Stuart Scott taught me something profound on New Year’s Eve several years ago, a lesson that undergirds my penchant for building David-versus-Goliath startups like
I was a scrawny teenager, and Stuart was in town visiting his brother Stephen. Stuart’s brother and I were two of about 15 guys that met regularly for a late-night pick-up game once per week at a concrete-floor warehouse in Raleigh (it had two basketball goals, and the concrete was refreshingly cool on impact). 

New Year’s Eve just happened to fall on our game night that week, and Stuart just happened to be in town. Now, for context, you should know this about me: when it comes to basketball, I’m like a real-life Uncle Rico (“Back in '82, I used to be able to throw a pigskin a quarter mile.”). I’ve never backed down from a matchup. No height is too tall, no mass too massive. I play hard, so much so that if I have ever guarded you on defense, you know that you do not want me to guard you on defense again. I take defense seriously. I’m physical, and people bruise. 
But what that looks like in the scrapbook of my career is a dozen or more bone-crushing scenes of me colliding with opponents much larger than me: that time I got dunked on while trying to take a charge on a guy that went on to play in the NBA; that time my team was down by 20 with seven seconds left in the game and I chased a guy down the court, blocked his breakaway layup and broke my arm in my awkward descent; that time I saw Stuart Scott’s extremely hairy chest strobing in and out of view as he fanned me down with his sweaty t-shirt, which was his reaction when a guy about 8” taller and 180 lbs. heavier than me dunked on and knocked me to the ground. He pulled off his shirt and fanned me down, celebrating the play.

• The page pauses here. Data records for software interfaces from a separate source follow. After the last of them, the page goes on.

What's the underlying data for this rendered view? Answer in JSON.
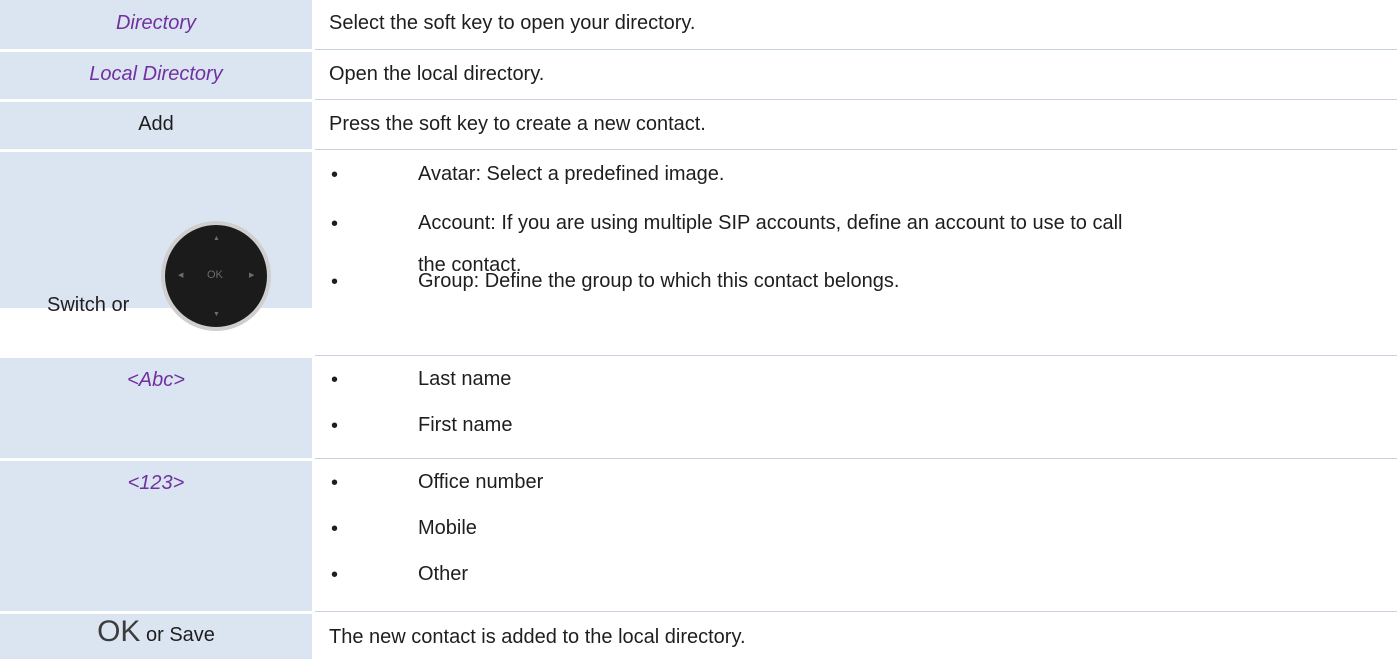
{
  "rows": [
    {
      "key": "Directory",
      "desc": "Select the soft key to open your directory."
    },
    {
      "key": "Local Directory",
      "desc": "Open the local directory."
    },
    {
      "key": "Add",
      "desc": "Press the soft key to create a new contact."
    },
    {
      "key": "Switch or",
      "navkey": {
        "center": "OK",
        "up": "▲",
        "down": "▼",
        "left": "◀",
        "right": "▶"
      },
      "bullets": [
        "Avatar: Select a predefined image.",
        "Account: If you are using multiple SIP accounts, define an account to use to call",
        "the contact.",
        "Group: Define the group to which this contact belongs."
      ]
    },
    {
      "key": "<Abc>",
      "bullets": [
        "Last name",
        "First name"
      ]
    },
    {
      "key": "<123>",
      "bullets": [
        "Office number",
        "Mobile",
        "Other"
      ]
    },
    {
      "key_ok": "OK",
      "key_rest": "or Save",
      "desc": "The new contact is added to the local directory."
    }
  ],
  "bullet_symbol": "•"
}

I think most highly-competitive teenage athletes crave validation and fear ridicule. So it was scary for a moment when I thought that this sports icon was going to make fun of me in front of everyone. I mean, if Stuart Scott legitimately makes fun of your athletic prowess, good luck shaking that off. 
But no, as I realized seconds later, Stuart celebrated my defensive failure with style and class. Fanning me off was his gimmick. This wasn’t a taunt that said, “Haha, you tried but failed.” It was an endearing gesture that said, “Well that was entertaining.” As subtle of a difference as they might seem, to me—that scrawny, young kid on the floor—it was validation that it was acceptable to try but fail. This from the voice of sports commentary. 
His shirt-waving reaction lasted about 30 seconds, and it even included some in-person Stuart Scott-isms in the vein of, “Just call him butter cuz he’s on a roll.” When it was over, the game resumed, and I went right back to my overzealous defense with no loss of confidence and no lingering embarrassment—still outmatched, but still willing to try and fail. 
To this day, I’m that anomaly in YMCA pick-up games, because, unafraid to fail, I actually try to play defense. Most washed-up basketball players don’t play hard defense because (1) they, like me, realize that they’re not as physically equipped as they once were and (2) they (unlike me) would rather not try at all than try and fail. 
It’s a culture of complacency that arises from groupthink-taunts, by guys afraid to fail, of guys who dare to fail. In a sense, pick-up basketball is a microcosm of life: if you venture nothing, you surely can’t fail, but there’s nothing to be gained in playing it safe but atrophied potential and uninteresting memoirs too boring to tell. 

Accomplished people have to dare to fail. Failures are to be celebrated, to be laughed with rather than at, and daring to fail is your only ticket to the celebration. “Like gravy on a biscuit, it’s all good!” 
"When you die, that does not mean you lose to cancer," Stuart said in his ESPY Awards speech. "You beat cancer by how you live, why you live and the manner in which you live." 
This is the manner in which Stuart lived, and this is the impact it had on one scrawny kid who dared to try but failed.